◆ **What you should do**:
Count up the lines below that include the string "Common" and report the number by itself.

Website and app data records
——————————
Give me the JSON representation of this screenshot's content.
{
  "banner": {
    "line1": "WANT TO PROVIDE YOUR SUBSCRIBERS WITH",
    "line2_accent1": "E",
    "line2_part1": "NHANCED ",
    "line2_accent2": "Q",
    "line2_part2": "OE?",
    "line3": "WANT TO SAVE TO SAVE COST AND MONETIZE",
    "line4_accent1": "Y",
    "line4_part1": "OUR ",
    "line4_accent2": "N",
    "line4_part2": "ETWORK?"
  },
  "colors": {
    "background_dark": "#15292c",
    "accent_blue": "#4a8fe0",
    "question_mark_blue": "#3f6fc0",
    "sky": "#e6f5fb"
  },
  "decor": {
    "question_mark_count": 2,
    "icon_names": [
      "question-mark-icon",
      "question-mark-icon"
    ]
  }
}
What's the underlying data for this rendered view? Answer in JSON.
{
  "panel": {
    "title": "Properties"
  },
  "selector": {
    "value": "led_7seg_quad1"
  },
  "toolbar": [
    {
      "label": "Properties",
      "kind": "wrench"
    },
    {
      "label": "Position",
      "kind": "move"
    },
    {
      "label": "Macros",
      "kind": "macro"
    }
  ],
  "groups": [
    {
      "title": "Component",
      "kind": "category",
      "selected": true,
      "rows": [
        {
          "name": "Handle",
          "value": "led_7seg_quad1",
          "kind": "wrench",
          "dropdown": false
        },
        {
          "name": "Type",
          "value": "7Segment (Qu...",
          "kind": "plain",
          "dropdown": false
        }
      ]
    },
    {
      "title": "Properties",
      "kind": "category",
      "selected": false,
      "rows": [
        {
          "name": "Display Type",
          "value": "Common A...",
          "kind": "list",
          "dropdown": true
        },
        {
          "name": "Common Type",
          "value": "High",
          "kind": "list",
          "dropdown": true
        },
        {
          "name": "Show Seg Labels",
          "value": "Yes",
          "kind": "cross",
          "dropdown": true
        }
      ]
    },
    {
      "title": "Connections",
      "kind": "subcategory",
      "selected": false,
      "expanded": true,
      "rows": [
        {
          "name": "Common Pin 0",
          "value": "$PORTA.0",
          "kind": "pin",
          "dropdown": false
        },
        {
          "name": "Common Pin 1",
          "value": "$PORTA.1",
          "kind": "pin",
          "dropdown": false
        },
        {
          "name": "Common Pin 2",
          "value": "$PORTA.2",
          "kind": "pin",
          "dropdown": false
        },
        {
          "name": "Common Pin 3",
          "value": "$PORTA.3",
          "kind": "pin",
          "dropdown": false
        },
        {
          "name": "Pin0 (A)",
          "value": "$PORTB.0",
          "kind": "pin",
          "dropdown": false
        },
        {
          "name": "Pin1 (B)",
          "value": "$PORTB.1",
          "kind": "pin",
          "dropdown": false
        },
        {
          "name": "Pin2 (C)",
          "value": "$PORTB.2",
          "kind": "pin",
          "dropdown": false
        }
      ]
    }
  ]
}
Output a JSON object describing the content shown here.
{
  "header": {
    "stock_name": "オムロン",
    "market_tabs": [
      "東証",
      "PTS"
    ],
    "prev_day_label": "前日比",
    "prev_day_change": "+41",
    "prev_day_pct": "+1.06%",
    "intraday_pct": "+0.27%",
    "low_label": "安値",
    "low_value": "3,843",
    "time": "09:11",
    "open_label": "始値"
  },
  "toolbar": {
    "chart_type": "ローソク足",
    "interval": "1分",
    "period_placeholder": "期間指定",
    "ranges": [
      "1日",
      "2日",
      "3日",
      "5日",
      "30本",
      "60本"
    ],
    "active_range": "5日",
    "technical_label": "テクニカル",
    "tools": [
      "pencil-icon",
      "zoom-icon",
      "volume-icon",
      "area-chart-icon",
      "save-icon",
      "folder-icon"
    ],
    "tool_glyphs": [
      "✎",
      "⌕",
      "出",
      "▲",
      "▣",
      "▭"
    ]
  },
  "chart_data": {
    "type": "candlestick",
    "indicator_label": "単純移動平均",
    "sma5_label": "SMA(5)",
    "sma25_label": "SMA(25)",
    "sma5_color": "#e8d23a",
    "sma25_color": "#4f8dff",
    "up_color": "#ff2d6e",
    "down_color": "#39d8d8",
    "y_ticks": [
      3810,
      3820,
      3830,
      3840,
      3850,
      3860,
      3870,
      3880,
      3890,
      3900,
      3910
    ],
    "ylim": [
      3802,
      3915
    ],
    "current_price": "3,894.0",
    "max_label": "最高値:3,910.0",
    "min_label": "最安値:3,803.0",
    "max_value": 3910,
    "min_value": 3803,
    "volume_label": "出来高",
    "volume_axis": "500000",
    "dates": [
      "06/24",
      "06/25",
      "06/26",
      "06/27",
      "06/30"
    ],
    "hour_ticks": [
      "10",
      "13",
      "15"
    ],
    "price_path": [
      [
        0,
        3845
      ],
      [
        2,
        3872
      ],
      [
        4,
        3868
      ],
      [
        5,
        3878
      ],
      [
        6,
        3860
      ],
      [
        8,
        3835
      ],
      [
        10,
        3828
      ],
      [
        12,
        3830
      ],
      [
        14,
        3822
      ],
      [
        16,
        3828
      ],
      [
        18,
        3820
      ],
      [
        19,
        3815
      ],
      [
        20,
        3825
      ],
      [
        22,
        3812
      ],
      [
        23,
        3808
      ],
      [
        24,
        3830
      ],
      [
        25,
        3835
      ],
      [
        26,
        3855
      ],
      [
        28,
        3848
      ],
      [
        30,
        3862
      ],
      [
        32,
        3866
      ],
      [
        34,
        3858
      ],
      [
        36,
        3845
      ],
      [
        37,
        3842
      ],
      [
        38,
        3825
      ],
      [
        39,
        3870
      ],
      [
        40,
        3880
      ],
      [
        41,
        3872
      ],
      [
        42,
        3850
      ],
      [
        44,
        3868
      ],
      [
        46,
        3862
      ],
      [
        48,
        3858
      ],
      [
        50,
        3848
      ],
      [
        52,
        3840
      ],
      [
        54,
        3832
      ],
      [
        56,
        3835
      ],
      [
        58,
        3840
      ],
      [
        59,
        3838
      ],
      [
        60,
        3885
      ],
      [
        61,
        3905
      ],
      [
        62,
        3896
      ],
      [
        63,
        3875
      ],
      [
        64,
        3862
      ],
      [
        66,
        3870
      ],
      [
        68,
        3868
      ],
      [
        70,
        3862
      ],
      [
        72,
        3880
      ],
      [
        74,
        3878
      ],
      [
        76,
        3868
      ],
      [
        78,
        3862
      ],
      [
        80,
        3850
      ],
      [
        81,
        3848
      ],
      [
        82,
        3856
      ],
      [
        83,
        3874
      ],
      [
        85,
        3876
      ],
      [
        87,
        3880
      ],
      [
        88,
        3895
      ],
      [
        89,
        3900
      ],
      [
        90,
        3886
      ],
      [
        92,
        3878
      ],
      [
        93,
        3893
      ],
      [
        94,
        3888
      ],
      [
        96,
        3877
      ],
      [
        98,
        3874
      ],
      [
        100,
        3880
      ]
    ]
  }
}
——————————
◆ **The answer**:
6